» Collected data
⟨

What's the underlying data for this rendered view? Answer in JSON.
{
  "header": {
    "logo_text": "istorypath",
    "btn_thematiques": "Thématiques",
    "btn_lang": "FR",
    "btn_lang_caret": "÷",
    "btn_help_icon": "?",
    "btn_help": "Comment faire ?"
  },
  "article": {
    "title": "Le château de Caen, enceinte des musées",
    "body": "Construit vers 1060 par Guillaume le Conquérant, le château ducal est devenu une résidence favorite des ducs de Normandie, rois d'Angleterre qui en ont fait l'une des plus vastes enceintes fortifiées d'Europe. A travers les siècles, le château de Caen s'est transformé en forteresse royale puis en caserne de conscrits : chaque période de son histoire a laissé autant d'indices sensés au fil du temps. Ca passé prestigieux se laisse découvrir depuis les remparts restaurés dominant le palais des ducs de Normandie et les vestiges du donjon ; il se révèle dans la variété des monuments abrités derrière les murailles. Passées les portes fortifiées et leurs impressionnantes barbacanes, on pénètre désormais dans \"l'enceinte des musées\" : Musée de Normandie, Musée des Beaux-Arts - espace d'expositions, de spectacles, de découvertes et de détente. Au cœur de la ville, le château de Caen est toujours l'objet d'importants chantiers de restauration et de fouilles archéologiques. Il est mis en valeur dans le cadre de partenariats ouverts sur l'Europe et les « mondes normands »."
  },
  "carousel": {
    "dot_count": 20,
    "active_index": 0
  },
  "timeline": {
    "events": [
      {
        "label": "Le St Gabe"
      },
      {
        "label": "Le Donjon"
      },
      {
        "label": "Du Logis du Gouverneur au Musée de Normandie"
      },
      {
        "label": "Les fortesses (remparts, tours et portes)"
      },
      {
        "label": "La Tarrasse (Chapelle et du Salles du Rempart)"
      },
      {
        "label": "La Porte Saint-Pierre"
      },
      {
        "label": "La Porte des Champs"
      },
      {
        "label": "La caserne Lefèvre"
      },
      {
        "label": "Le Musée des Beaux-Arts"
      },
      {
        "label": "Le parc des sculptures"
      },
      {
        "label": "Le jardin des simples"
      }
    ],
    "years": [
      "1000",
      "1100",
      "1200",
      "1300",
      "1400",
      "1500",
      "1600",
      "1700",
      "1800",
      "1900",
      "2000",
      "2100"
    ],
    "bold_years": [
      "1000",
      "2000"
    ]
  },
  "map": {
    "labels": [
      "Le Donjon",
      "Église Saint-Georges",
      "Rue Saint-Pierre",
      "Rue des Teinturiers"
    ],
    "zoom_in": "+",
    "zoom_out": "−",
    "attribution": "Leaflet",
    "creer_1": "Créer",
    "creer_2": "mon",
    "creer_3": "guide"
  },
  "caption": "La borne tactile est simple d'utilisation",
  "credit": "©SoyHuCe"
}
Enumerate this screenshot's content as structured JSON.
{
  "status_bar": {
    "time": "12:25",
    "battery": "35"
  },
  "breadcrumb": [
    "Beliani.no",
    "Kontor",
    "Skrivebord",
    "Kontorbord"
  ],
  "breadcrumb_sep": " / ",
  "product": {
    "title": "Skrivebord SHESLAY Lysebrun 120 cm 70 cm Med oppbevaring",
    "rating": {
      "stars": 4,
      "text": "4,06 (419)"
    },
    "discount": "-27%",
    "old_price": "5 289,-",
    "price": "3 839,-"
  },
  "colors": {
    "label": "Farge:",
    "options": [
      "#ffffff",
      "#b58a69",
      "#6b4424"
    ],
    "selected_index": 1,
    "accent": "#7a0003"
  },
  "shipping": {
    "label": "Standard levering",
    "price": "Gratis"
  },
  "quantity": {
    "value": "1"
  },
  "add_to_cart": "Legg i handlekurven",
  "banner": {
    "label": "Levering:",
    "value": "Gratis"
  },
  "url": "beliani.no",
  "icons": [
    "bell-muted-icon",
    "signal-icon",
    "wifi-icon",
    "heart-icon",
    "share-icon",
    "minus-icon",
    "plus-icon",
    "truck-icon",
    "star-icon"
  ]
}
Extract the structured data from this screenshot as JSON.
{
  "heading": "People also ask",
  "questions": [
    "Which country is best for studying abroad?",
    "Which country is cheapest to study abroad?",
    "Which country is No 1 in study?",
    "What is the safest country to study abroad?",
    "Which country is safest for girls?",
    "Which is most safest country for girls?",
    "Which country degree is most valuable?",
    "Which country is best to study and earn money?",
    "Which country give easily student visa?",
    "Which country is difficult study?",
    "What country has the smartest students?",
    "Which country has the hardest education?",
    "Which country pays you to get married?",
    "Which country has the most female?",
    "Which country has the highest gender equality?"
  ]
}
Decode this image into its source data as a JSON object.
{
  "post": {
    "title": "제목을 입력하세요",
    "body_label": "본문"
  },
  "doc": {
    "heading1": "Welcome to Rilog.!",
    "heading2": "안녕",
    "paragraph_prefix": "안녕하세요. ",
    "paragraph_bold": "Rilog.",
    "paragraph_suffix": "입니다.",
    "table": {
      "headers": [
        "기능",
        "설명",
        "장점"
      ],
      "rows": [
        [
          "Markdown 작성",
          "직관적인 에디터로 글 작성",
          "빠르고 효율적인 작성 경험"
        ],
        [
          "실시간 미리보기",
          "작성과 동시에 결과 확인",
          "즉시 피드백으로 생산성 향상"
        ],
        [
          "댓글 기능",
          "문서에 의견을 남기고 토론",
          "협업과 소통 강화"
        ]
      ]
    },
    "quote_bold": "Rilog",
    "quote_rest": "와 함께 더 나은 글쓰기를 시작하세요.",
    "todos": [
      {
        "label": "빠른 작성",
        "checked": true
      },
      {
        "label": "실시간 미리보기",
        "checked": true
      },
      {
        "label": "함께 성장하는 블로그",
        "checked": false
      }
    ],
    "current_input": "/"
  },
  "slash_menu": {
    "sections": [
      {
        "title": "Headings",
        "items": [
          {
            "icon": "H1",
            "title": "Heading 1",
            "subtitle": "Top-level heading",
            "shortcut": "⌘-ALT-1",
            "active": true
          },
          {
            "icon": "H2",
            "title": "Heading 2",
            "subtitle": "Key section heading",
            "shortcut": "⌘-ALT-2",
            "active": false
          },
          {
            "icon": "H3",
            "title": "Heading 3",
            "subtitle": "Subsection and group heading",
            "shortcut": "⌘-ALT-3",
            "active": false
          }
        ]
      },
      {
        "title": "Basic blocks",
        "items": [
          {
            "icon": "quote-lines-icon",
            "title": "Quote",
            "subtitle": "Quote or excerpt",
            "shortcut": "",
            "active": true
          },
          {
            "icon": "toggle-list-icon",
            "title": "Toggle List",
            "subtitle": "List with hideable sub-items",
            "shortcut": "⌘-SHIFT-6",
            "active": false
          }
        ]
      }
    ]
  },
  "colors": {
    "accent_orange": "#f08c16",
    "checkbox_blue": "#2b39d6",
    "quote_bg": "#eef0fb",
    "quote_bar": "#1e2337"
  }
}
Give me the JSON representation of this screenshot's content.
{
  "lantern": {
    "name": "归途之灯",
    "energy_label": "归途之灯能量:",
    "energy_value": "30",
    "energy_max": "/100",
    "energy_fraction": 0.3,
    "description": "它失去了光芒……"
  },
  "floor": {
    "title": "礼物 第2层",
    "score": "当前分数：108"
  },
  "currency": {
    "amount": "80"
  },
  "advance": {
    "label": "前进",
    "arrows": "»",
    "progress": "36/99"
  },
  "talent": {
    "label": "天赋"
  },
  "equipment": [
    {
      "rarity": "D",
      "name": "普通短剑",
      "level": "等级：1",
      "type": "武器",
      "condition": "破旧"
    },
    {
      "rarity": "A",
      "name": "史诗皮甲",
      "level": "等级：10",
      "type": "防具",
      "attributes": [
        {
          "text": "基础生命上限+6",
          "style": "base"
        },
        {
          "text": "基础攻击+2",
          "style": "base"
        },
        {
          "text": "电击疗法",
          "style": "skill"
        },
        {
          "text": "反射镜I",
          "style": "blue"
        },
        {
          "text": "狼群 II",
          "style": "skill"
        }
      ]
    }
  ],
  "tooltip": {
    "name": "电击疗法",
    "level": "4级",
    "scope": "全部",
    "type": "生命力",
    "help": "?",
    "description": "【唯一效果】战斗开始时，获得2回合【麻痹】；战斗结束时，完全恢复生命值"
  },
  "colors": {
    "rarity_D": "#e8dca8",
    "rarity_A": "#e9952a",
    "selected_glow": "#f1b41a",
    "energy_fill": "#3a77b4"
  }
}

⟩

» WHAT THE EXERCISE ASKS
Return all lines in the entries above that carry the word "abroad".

» EXERCISE RESULT
    "Which country is best for studying abroad?",
    "Which country is cheapest to study abroad?",
    "What is the safest country to study abroad?",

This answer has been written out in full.